BEGIN SUPPLIED DATA

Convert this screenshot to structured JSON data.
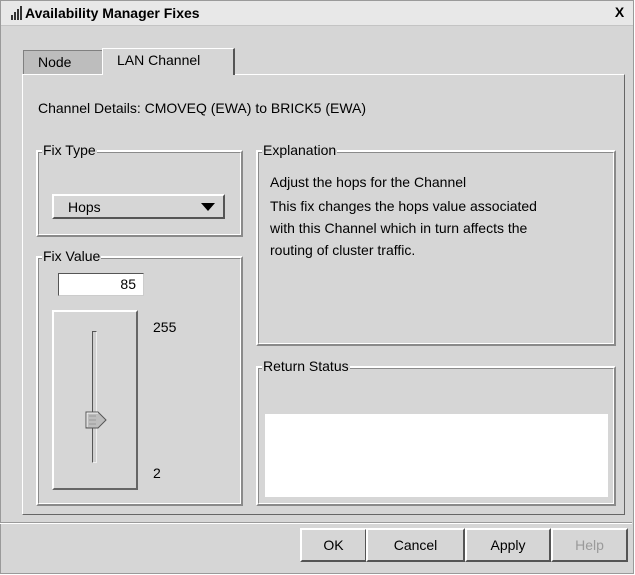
{
  "window": {
    "title": "Availability Manager Fixes",
    "close_label": "X"
  },
  "tabs": [
    {
      "label": "Node"
    },
    {
      "label": "LAN Channel"
    }
  ],
  "channel_details": "Channel Details: CMOVEQ (EWA) to BRICK5 (EWA)",
  "fix_type": {
    "group_label": "Fix Type",
    "selected": "Hops"
  },
  "explanation": {
    "group_label": "Explanation",
    "summary": "Adjust the hops for the Channel",
    "lines": [
      "This fix changes the hops value associated",
      "with this Channel which in turn affects the",
      "routing of cluster traffic."
    ]
  },
  "fix_value": {
    "group_label": "Fix Value",
    "value": "85",
    "max_label": "255",
    "min_label": "2"
  },
  "return_status": {
    "group_label": "Return Status",
    "text": ""
  },
  "buttons": {
    "ok": "OK",
    "cancel": "Cancel",
    "apply": "Apply",
    "help": "Help"
  }
}
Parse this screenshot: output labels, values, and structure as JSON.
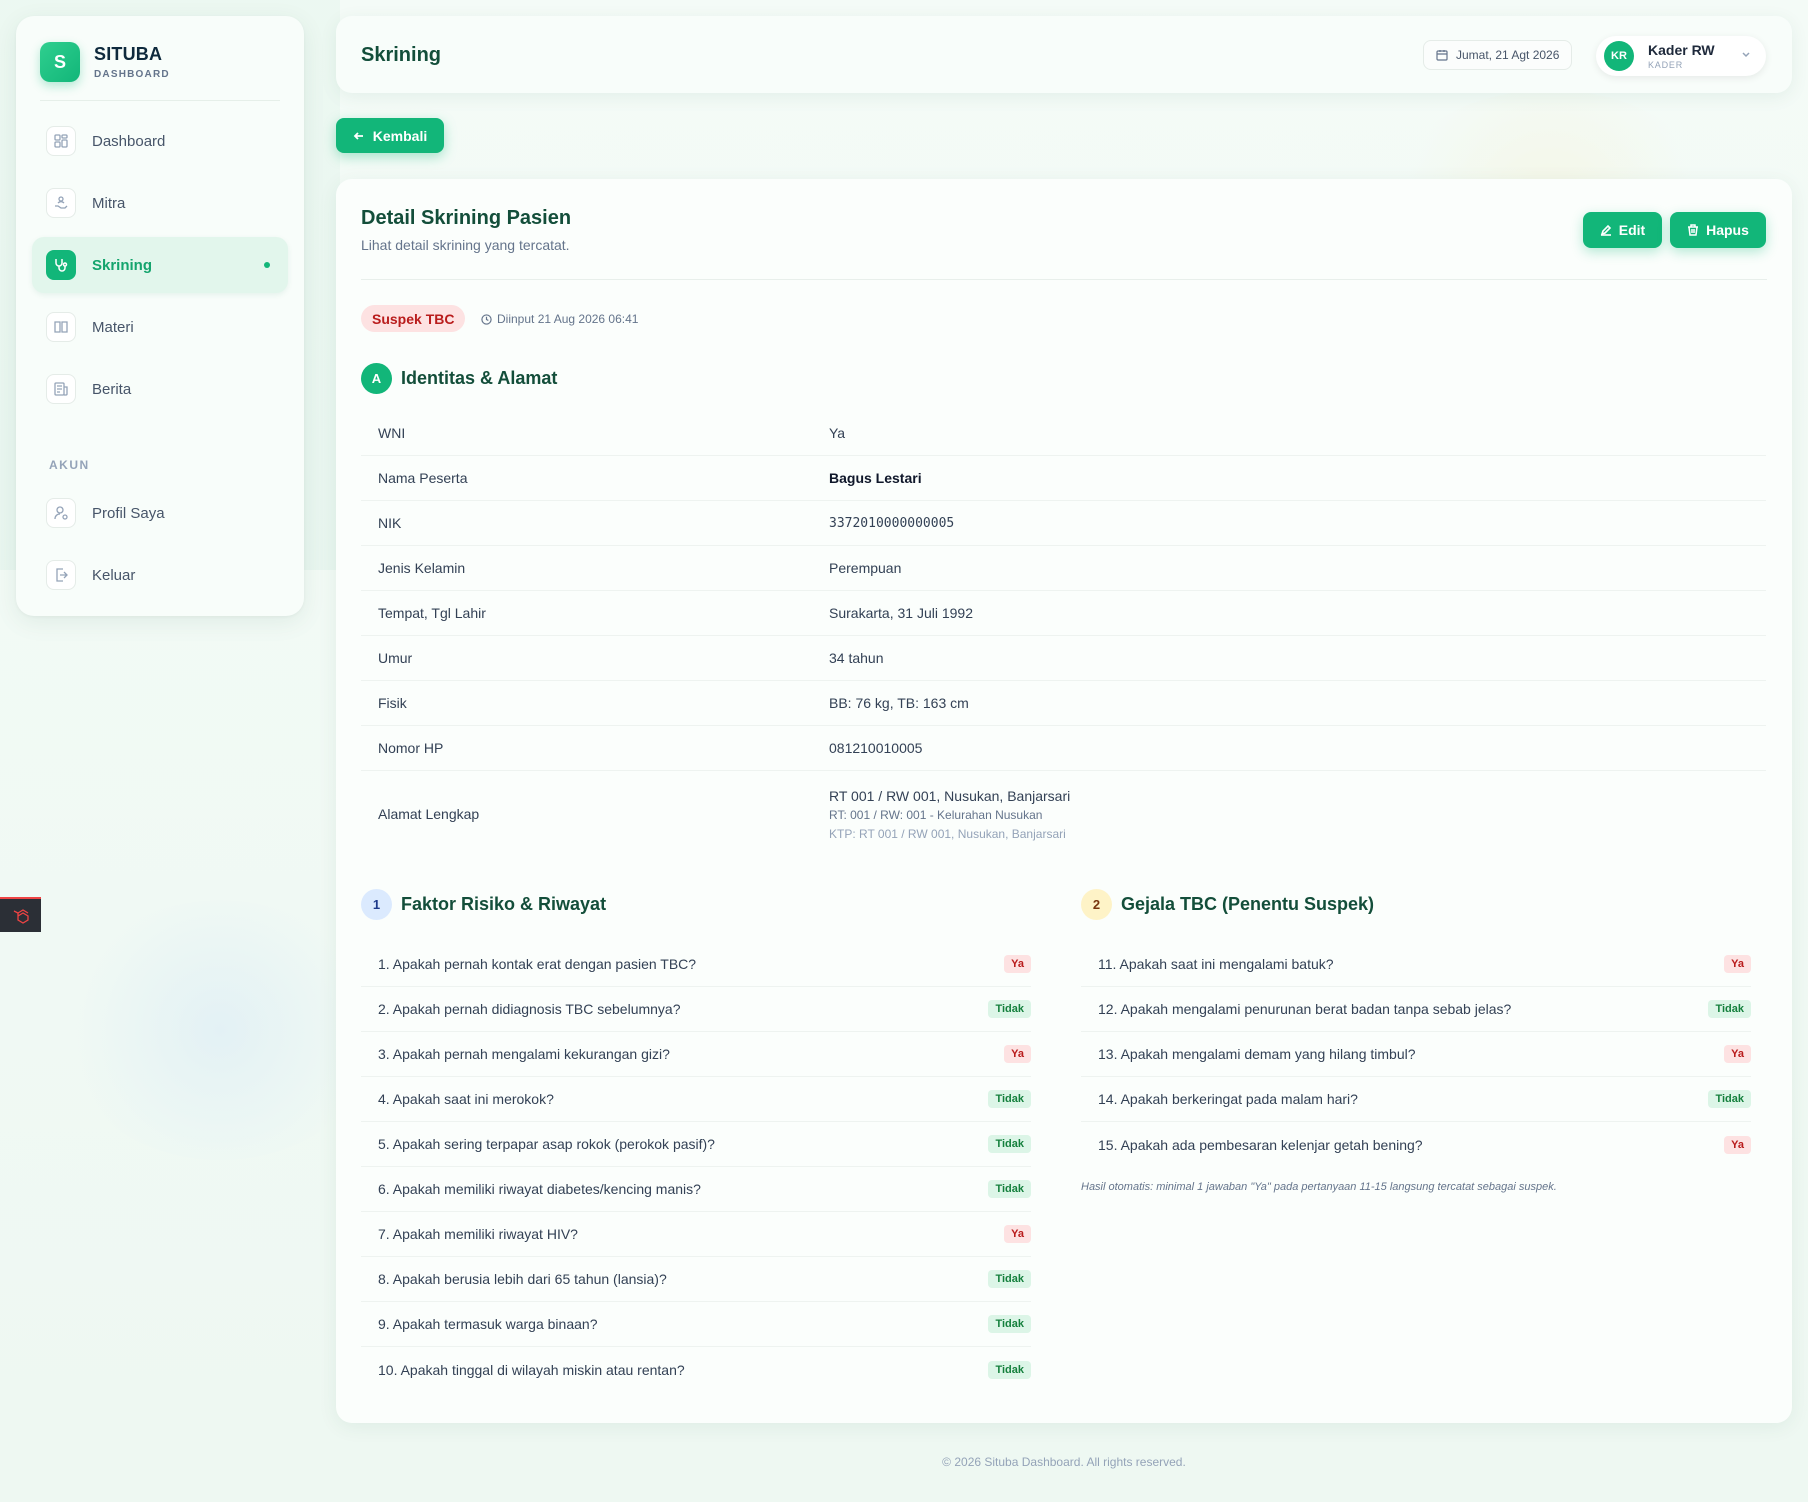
{
  "brand": {
    "name": "SITUBA",
    "subtitle": "DASHBOARD"
  },
  "sidebar": {
    "items": [
      {
        "label": "Dashboard",
        "icon": "grid-icon",
        "active": false
      },
      {
        "label": "Mitra",
        "icon": "handshake-icon",
        "active": false
      },
      {
        "label": "Skrining",
        "icon": "stethoscope-icon",
        "active": true
      },
      {
        "label": "Materi",
        "icon": "book-icon",
        "active": false
      },
      {
        "label": "Berita",
        "icon": "newspaper-icon",
        "active": false
      }
    ],
    "section_label": "AKUN",
    "account_items": [
      {
        "label": "Profil Saya",
        "icon": "user-icon"
      },
      {
        "label": "Keluar",
        "icon": "logout-icon"
      }
    ]
  },
  "header": {
    "title": "Skrining",
    "date": "Jumat, 21 Agt 2026",
    "user": {
      "initials": "KR",
      "name": "Kader RW",
      "role": "KADER"
    }
  },
  "back_label": "Kembali",
  "card": {
    "title": "Detail Skrining Pasien",
    "subtitle": "Lihat detail skrining yang tercatat.",
    "edit_label": "Edit",
    "delete_label": "Hapus",
    "status": "Suspek TBC",
    "input_time": "Diinput 21 Aug 2026 06:41"
  },
  "identity": {
    "badge": "A",
    "title": "Identitas & Alamat",
    "rows": [
      {
        "label": "WNI",
        "value": "Ya"
      },
      {
        "label": "Nama Peserta",
        "value": "Bagus Lestari"
      },
      {
        "label": "NIK",
        "value": "3372010000000005"
      },
      {
        "label": "Jenis Kelamin",
        "value": "Perempuan"
      },
      {
        "label": "Tempat, Tgl Lahir",
        "value": "Surakarta, 31 Juli 1992"
      },
      {
        "label": "Umur",
        "value": "34 tahun"
      },
      {
        "label": "Fisik",
        "value": "BB: 76 kg, TB: 163 cm"
      },
      {
        "label": "Nomor HP",
        "value": "081210010005"
      }
    ],
    "address": {
      "label": "Alamat Lengkap",
      "main": "RT 001 / RW 001, Nusukan, Banjarsari",
      "detail": "RT: 001 / RW: 001 - Kelurahan Nusukan",
      "ktp": "KTP: RT 001 / RW 001, Nusukan, Banjarsari"
    }
  },
  "risk": {
    "badge": "1",
    "title": "Faktor Risiko & Riwayat",
    "questions": [
      {
        "q": "1. Apakah pernah kontak erat dengan pasien TBC?",
        "a": "Ya"
      },
      {
        "q": "2. Apakah pernah didiagnosis TBC sebelumnya?",
        "a": "Tidak"
      },
      {
        "q": "3. Apakah pernah mengalami kekurangan gizi?",
        "a": "Ya"
      },
      {
        "q": "4. Apakah saat ini merokok?",
        "a": "Tidak"
      },
      {
        "q": "5. Apakah sering terpapar asap rokok (perokok pasif)?",
        "a": "Tidak"
      },
      {
        "q": "6. Apakah memiliki riwayat diabetes/kencing manis?",
        "a": "Tidak"
      },
      {
        "q": "7. Apakah memiliki riwayat HIV?",
        "a": "Ya"
      },
      {
        "q": "8. Apakah berusia lebih dari 65 tahun (lansia)?",
        "a": "Tidak"
      },
      {
        "q": "9. Apakah termasuk warga binaan?",
        "a": "Tidak"
      },
      {
        "q": "10. Apakah tinggal di wilayah miskin atau rentan?",
        "a": "Tidak"
      }
    ]
  },
  "symptoms": {
    "badge": "2",
    "title": "Gejala TBC (Penentu Suspek)",
    "questions": [
      {
        "q": "11. Apakah saat ini mengalami batuk?",
        "a": "Ya"
      },
      {
        "q": "12. Apakah mengalami penurunan berat badan tanpa sebab jelas?",
        "a": "Tidak"
      },
      {
        "q": "13. Apakah mengalami demam yang hilang timbul?",
        "a": "Ya"
      },
      {
        "q": "14. Apakah berkeringat pada malam hari?",
        "a": "Tidak"
      },
      {
        "q": "15. Apakah ada pembesaran kelenjar getah bening?",
        "a": "Ya"
      }
    ],
    "note": "Hasil otomatis: minimal 1 jawaban \"Ya\" pada pertanyaan 11-15 langsung tercatat sebagai suspek."
  },
  "footer": "© 2026 Situba Dashboard. All rights reserved.",
  "colors": {
    "accent": "#12b679",
    "danger": "#b91c1c",
    "title": "#134e3a"
  }
}
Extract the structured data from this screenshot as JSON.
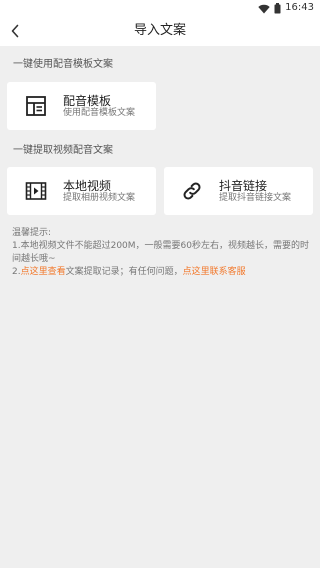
{
  "status_bar": {
    "time": "16:43",
    "icons": [
      "wifi-icon",
      "battery-icon"
    ]
  },
  "header": {
    "title": "导入文案",
    "back_icon": "chevron-left-icon"
  },
  "sections": {
    "dubbing_template": {
      "label": "一键使用配音模板文案",
      "card": {
        "icon": "template-layout-icon",
        "title": "配音模板",
        "subtitle": "使用配音模板文案"
      }
    },
    "video_extract": {
      "label": "一键提取视频配音文案",
      "cards": [
        {
          "icon": "film-icon",
          "title": "本地视频",
          "subtitle": "提取相册视频文案"
        },
        {
          "icon": "link-icon",
          "title": "抖音链接",
          "subtitle": "提取抖音链接文案"
        }
      ]
    }
  },
  "tips": {
    "heading": "温馨提示:",
    "line1": "1.本地视频文件不能超过200M，一般需要60秒左右，视频越长，需要的时间越长哦~",
    "line2_prefix": "2.",
    "line2_link1": "点这里查看",
    "line2_middle": "文案提取记录；有任何问题，",
    "line2_link2": "点这里联系客服"
  },
  "colors": {
    "background": "#efefef",
    "card": "#ffffff",
    "accent": "#f2782b"
  }
}
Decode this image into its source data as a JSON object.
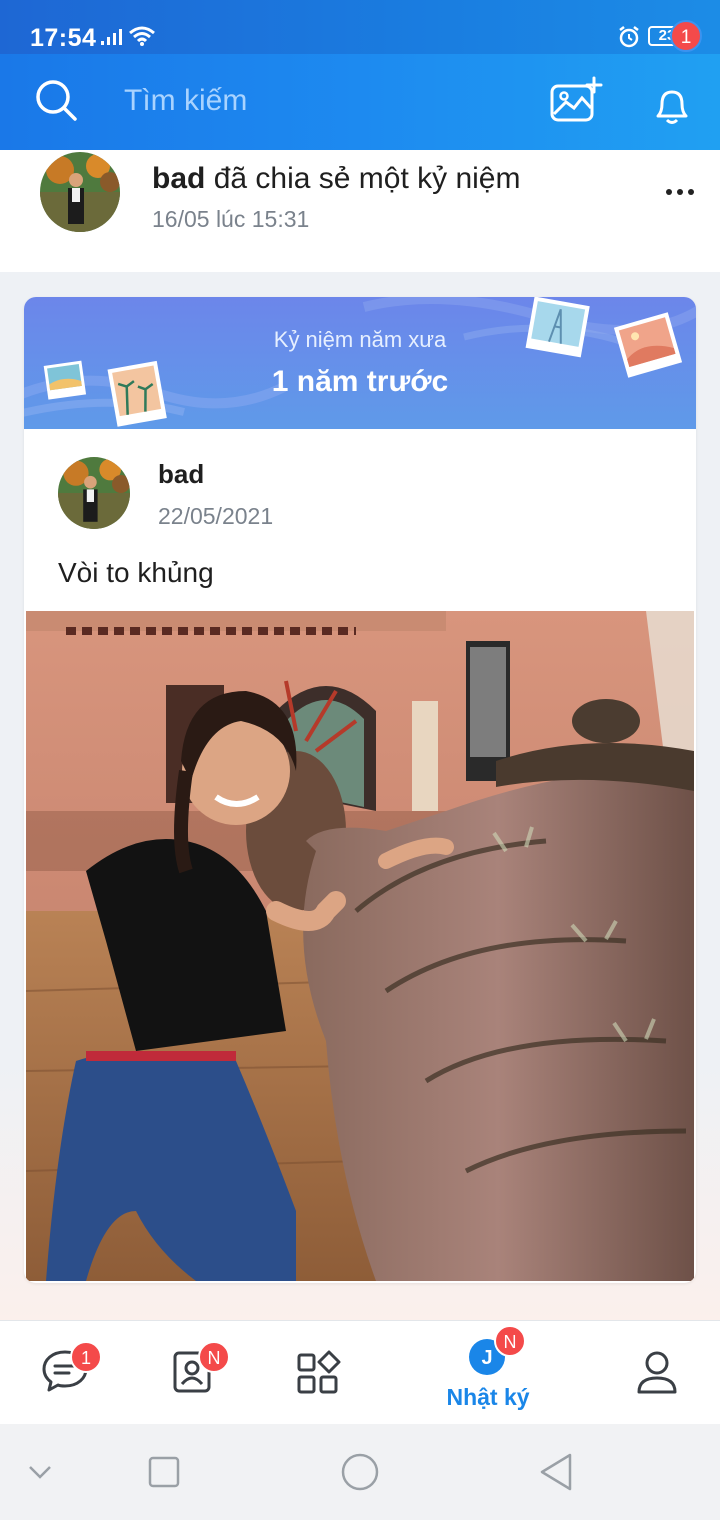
{
  "status_bar": {
    "time": "17:54",
    "battery": "23"
  },
  "header": {
    "search_placeholder": "Tìm kiếm",
    "notification_count": "1"
  },
  "share": {
    "user": "bad",
    "action": "đã chia sẻ một kỷ niệm",
    "time": "16/05 lúc 15:31"
  },
  "memory": {
    "label": "Kỷ niệm năm xưa",
    "years_ago": "1 năm trước"
  },
  "post": {
    "author": "bad",
    "date": "22/05/2021",
    "text": "Vòi to khủng"
  },
  "bottom_nav": {
    "messages_badge": "1",
    "contacts_badge": "N",
    "timeline_badge": "N",
    "timeline_label": "Nhật ký",
    "timeline_avatar_letter": "J"
  },
  "colors": {
    "brand": "#1a86e8",
    "badge": "#f44a4a"
  }
}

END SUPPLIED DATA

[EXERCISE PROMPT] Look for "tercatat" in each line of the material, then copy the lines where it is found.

[RESPONSE TO THIS TASK]
    "subtitle": "Lihat detail skrining yang tercatat.",
    "note": "Hasil otomatis: minimal 1 jawaban \"Ya\" pada pertanyaan 11-15 langsung tercatat sebagai suspek."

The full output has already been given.